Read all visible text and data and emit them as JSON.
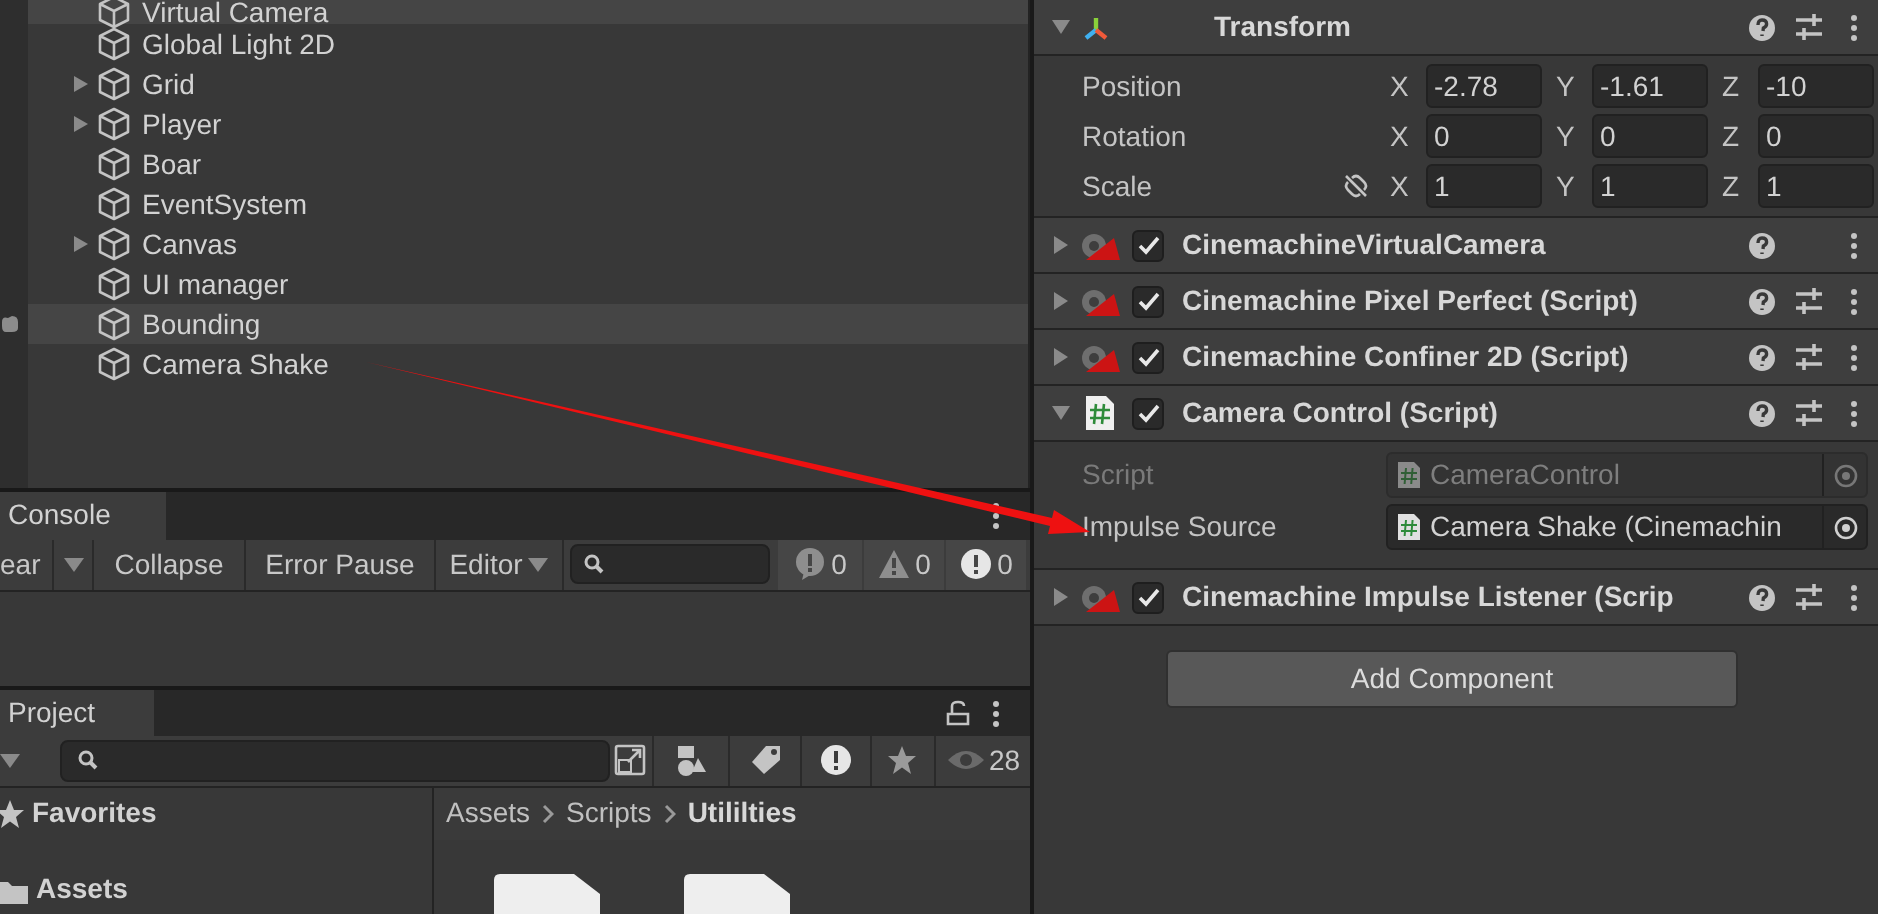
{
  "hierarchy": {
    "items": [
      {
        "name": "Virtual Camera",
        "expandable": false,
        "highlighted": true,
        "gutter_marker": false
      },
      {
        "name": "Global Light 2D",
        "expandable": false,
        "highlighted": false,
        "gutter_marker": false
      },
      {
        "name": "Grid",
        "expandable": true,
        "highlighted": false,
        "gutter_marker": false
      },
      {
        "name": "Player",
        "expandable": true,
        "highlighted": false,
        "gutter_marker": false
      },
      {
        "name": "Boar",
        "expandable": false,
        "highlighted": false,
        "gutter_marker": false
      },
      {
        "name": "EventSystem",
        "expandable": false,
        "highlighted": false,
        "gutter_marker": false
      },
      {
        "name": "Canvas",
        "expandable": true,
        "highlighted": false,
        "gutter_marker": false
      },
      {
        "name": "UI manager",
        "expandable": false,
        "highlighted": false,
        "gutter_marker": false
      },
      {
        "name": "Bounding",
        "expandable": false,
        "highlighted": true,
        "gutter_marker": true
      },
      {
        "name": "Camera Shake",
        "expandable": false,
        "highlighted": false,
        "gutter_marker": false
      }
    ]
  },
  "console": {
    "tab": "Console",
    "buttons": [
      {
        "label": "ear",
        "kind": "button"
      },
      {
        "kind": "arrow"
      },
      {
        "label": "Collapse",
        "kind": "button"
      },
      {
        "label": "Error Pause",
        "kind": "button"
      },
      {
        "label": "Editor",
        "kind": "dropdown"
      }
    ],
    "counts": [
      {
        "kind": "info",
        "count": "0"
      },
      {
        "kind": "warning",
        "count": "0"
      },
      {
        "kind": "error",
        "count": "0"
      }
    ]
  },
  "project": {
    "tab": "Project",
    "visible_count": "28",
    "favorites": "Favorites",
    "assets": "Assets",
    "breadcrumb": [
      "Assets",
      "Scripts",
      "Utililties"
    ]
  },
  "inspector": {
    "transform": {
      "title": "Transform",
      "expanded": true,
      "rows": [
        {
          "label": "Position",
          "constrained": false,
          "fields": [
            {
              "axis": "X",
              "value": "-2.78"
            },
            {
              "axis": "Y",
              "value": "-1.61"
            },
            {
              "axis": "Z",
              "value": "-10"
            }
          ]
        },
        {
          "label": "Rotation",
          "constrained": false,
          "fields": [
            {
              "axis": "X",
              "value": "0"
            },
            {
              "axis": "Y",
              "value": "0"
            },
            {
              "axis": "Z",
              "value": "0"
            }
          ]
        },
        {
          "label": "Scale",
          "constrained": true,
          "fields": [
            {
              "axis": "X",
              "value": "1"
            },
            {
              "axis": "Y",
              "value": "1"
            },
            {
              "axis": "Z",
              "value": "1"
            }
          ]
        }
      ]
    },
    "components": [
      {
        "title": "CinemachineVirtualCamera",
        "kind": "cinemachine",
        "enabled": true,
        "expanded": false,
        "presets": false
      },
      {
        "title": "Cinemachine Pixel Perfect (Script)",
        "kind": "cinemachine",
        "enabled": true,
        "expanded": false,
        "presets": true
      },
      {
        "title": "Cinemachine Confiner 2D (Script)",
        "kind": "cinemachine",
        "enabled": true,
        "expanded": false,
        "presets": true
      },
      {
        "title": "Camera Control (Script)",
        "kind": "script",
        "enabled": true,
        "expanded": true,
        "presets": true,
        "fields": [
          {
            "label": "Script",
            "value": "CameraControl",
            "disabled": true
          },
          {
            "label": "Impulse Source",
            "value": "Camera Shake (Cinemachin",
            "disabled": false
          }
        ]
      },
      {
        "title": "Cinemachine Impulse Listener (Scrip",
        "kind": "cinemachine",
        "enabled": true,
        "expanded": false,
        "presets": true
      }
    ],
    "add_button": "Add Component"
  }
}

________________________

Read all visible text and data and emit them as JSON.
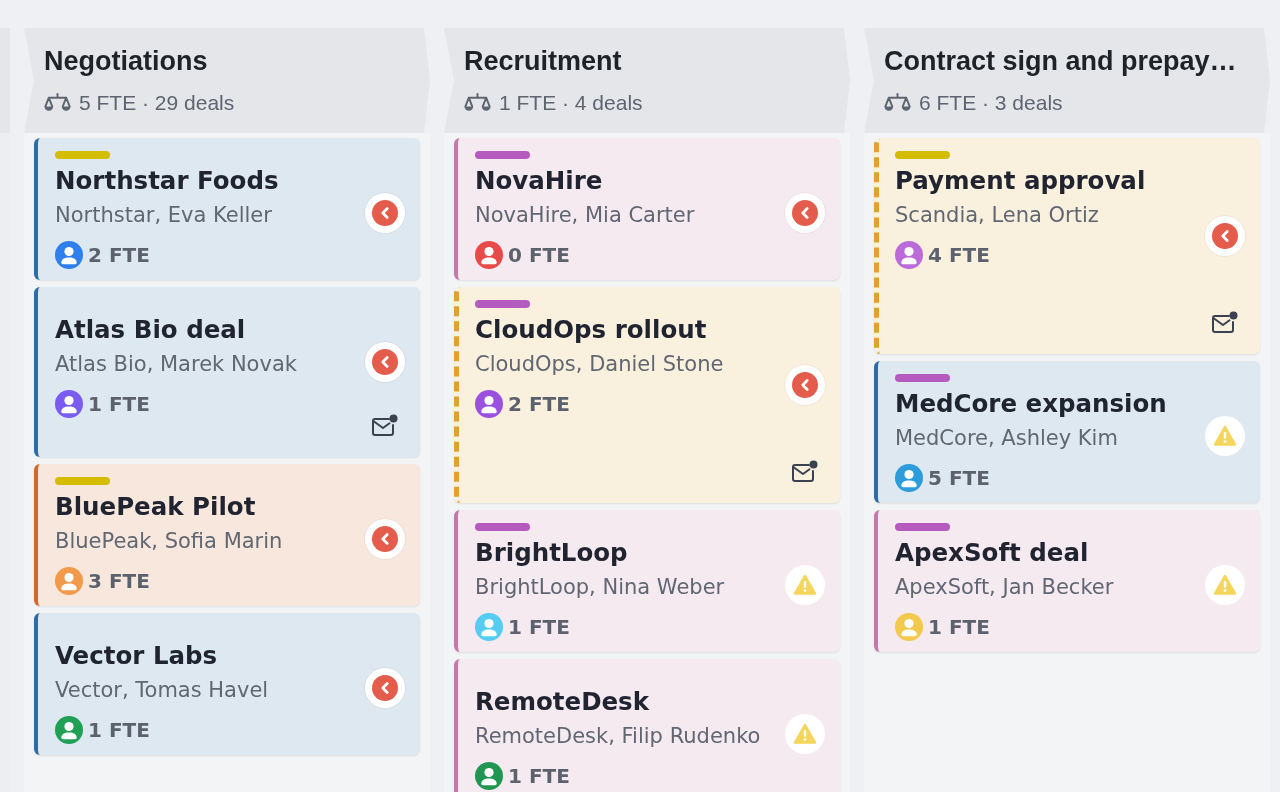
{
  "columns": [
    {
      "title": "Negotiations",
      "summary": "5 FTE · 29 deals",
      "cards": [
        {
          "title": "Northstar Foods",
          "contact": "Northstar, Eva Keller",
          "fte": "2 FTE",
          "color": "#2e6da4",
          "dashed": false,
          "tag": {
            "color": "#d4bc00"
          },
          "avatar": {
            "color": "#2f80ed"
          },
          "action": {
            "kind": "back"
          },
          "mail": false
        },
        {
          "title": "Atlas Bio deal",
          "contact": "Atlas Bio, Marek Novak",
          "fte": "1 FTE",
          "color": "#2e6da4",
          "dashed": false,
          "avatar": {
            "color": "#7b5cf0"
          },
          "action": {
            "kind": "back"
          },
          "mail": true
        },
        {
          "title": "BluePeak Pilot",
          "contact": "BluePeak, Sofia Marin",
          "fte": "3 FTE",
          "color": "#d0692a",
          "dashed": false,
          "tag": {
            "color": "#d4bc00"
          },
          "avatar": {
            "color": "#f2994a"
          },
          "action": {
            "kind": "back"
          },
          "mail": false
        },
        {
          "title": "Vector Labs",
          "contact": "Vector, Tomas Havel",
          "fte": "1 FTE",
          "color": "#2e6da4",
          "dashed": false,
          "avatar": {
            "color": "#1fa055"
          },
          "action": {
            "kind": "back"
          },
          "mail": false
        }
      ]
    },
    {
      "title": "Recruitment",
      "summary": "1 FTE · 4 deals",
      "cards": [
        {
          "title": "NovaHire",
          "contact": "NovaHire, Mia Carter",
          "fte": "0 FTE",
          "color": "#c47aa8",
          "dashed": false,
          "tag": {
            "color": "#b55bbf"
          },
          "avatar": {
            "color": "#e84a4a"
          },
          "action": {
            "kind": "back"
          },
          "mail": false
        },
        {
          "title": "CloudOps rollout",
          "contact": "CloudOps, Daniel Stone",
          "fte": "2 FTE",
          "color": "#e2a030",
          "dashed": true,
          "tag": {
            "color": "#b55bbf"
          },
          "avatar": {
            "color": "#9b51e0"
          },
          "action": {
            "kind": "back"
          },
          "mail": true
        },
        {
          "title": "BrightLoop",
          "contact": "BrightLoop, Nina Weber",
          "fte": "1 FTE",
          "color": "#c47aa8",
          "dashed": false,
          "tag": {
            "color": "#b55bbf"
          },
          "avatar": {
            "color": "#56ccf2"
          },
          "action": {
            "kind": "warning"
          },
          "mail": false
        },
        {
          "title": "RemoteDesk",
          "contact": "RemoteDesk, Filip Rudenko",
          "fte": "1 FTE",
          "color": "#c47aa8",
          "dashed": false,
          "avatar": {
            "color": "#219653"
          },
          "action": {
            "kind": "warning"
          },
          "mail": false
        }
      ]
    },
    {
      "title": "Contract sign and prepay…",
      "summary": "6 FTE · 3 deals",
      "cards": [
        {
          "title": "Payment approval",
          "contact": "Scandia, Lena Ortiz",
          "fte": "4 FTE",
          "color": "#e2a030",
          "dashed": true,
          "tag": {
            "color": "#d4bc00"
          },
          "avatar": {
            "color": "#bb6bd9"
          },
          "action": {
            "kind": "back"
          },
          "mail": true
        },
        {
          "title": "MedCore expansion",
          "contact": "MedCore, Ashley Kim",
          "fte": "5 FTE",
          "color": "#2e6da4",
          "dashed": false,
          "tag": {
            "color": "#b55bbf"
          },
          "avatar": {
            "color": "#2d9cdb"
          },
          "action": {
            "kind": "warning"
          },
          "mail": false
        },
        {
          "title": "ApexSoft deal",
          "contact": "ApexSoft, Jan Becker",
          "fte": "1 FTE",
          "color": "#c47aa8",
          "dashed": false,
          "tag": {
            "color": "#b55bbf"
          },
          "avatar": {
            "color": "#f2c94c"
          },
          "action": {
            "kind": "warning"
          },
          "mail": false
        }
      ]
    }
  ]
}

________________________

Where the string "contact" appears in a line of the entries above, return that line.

          "contact": "Northstar, Eva Keller",
          "contact": "Atlas Bio, Marek Novak",
          "contact": "BluePeak, Sofia Marin",
          "contact": "Vector, Tomas Havel",
          "contact": "NovaHire, Mia Carter",
          "contact": "CloudOps, Daniel Stone",
          "contact": "BrightLoop, Nina Weber",
          "contact": "RemoteDesk, Filip Rudenko",
          "contact": "Scandia, Lena Ortiz",
          "contact": "MedCore, Ashley Kim",
          "contact": "ApexSoft, Jan Becker",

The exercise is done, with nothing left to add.